Observer (William Blunt, 12th March 1939):
ANGLES ON DEATH
A detective story without death is like a game of bridge played for love. Somebody else’s diamonds are but ivory counters. They do not seem to matter very much, because the reader finds it hard to think of them as his, and still more hard to value them in terms of something that matters to himself. But death matters to everybody. The corpse has lost, the murderer has at stake, something that the reader himself has and holds most dear and knows that someday he will lose. Unless, that is, the reader is very young. It was Hazlitt’s brother who pointed out that “no young man thinks he shall ever die”, a likely reason why a taste for murder stories is almost a sign of maturity.
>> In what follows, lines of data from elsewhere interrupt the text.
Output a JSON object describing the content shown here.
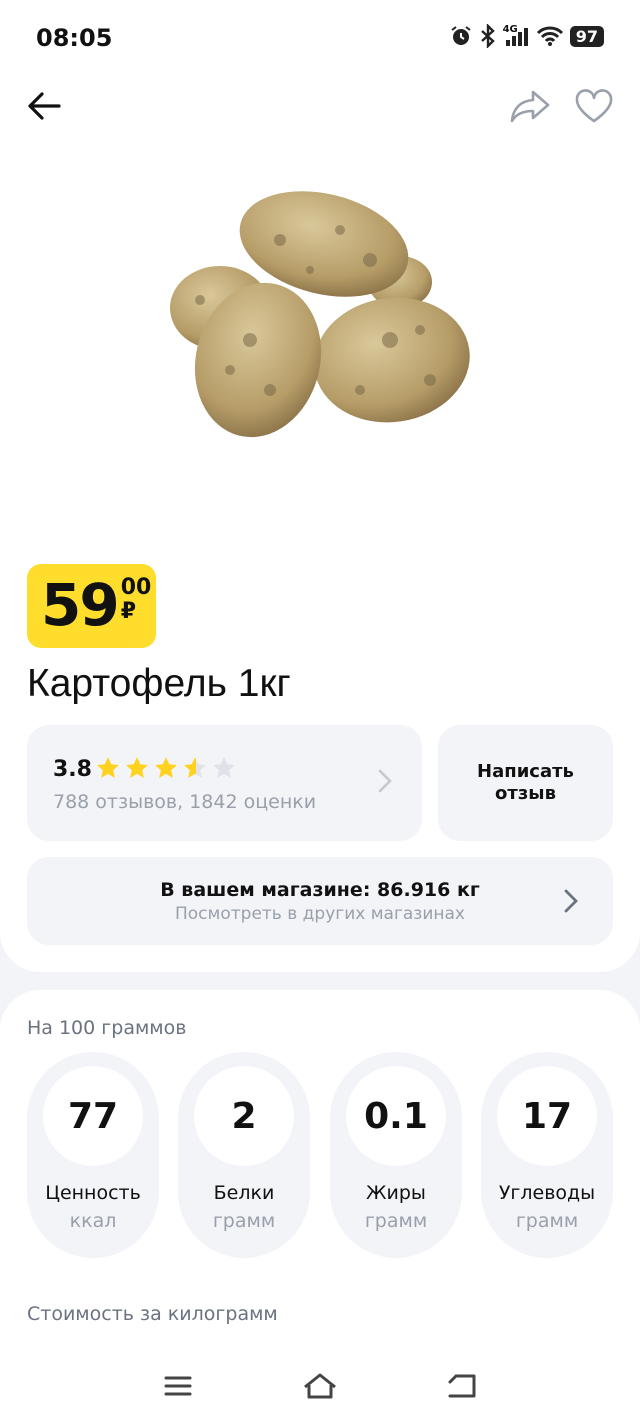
{
  "status_bar": {
    "time": "08:05",
    "network": "4G",
    "battery": "97"
  },
  "product": {
    "price_main": "59",
    "price_kopecks": "00",
    "currency": "₽",
    "title": "Картофель 1кг",
    "image": "potatoes-photo"
  },
  "rating": {
    "score": "3.8",
    "stars_value": 3.8,
    "stars_max": 5,
    "count_text": "788 отзывов, 1842 оценки"
  },
  "write_review": {
    "label": "Написать отзыв"
  },
  "store": {
    "main": "В вашем магазине: 86.916 кг",
    "sub": "Посмотреть в других магазинах"
  },
  "nutrition": {
    "heading": "На 100 граммов",
    "items": [
      {
        "value": "77",
        "label": "Ценность",
        "unit": "ккал"
      },
      {
        "value": "2",
        "label": "Белки",
        "unit": "грамм"
      },
      {
        "value": "0.1",
        "label": "Жиры",
        "unit": "грамм"
      },
      {
        "value": "17",
        "label": "Углеводы",
        "unit": "грамм"
      }
    ]
  },
  "cost_per_kg": {
    "label": "Стоимость за килограмм"
  },
  "colors": {
    "price_badge": "#ffdd2d",
    "star": "#ffd21f",
    "star_empty": "#dfe2e8",
    "muted": "#9aa0ab"
  },
  "icons": [
    "back-arrow-icon",
    "share-icon",
    "heart-icon",
    "star-icon",
    "chevron-right-icon",
    "menu-icon",
    "home-icon",
    "return-icon"
  ]
}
Miss Ngaio Marsh, knowing very well that in detective stories death is the essential, knows also that, whereas in most such stories the single problem is to find the way from the corpse to the murderer, a no less interesting problem is to find in a group of ordinary people the predestined murderee. The first ninety pages of this book are just about as interesting as they can well be. Nobody has been killed. X marks the spot where no body was found, but, like a St. Elmo’s fire, flickers deceptively from head to head. Every character in the little group has its own humanity. One of them is doomed, but which? Miss Marsh does not shirk her difficulties. She shows us a tangle of small hates and rivalries recognisable by all of us, harmless, laughable, no motive for murder there, and then something jerks the lot into a definite unbearable pattern, opportunity offers, and a murderer is made. Miss Marsh has earned her place on the Front Bench. She surrounds the problem with atmosphere, she presents all her clues fairly, she is not too lavish with red herrings, she does not exasperate by choosing the least likely person as the murderer (this fault mars the work of many good practitioners). Finally, her detective, Alleyn, is intelligent but not so stupidly intelligent as to work in a fourth dimension whither her readers cannot follow him. He has charm, but does not flourish it like a banner. The texture of this book is such that it will be a pleasure to read it again. But, seeing that Miss Marsh has made a delightful ninety pages out of the preliminary question, “Who is to be murdered?” it does seem rather a pity that her publishers should blandly give away the answer in the blurb facing the title-page.